[Web page and app entries]
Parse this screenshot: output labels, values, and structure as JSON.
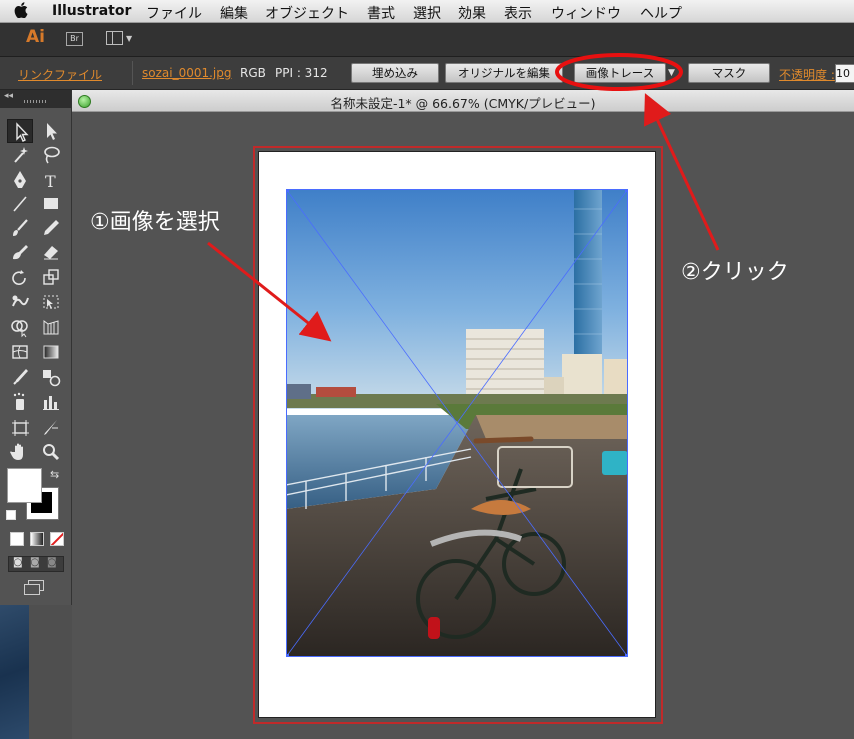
{
  "menubar": {
    "app_name": "Illustrator",
    "items": [
      "ファイル",
      "編集",
      "オブジェクト",
      "書式",
      "選択",
      "効果",
      "表示",
      "ウィンドウ",
      "ヘルプ"
    ]
  },
  "appbar": {
    "logo": "Ai",
    "bridge": "Br"
  },
  "control_bar": {
    "link_file": "リンクファイル",
    "filename": "sozai_0001.jpg",
    "color_mode": "RGB",
    "ppi": "PPI : 312",
    "embed_button": "埋め込み",
    "edit_original_button": "オリジナルを編集",
    "image_trace_button": "画像トレース",
    "mask_button": "マスク",
    "opacity_label": "不透明度 :",
    "opacity_value": "10"
  },
  "document": {
    "tab_title": "名称未設定-1* @ 66.67% (CMYK/プレビュー)"
  },
  "annotations": {
    "step1": "①画像を選択",
    "step2": "②クリック",
    "color": "#e01b1b"
  },
  "tools": [
    "selection-tool",
    "direct-selection-tool",
    "magic-wand-tool",
    "lasso-tool",
    "pen-tool",
    "type-tool",
    "line-tool",
    "rectangle-tool",
    "paintbrush-tool",
    "pencil-tool",
    "blob-brush-tool",
    "eraser-tool",
    "rotate-tool",
    "scale-tool",
    "warp-tool",
    "free-transform-tool",
    "shape-builder-tool",
    "perspective-grid-tool",
    "mesh-tool",
    "gradient-tool",
    "eyedropper-tool",
    "blend-tool",
    "symbol-sprayer-tool",
    "column-graph-tool",
    "artboard-tool",
    "slice-tool",
    "hand-tool",
    "zoom-tool"
  ]
}
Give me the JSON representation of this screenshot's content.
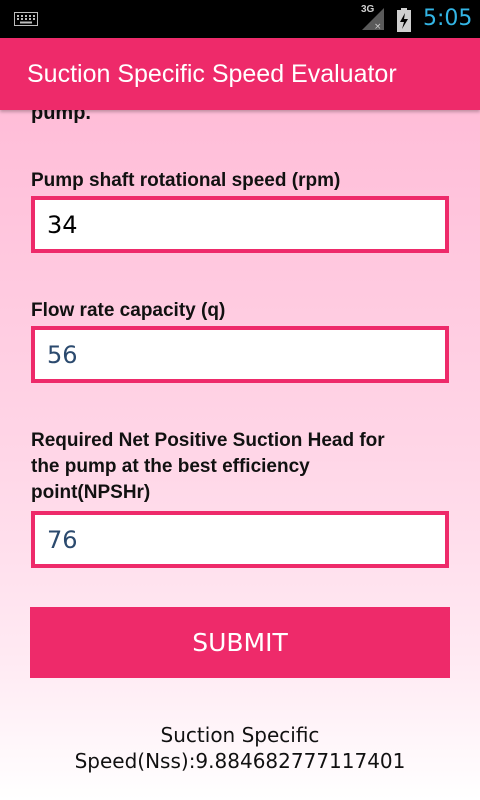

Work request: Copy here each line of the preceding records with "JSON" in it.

Result below:
Parse this screenshot: output labels, values, and structure as JSON.
Give me the JSON representation of this screenshot's content.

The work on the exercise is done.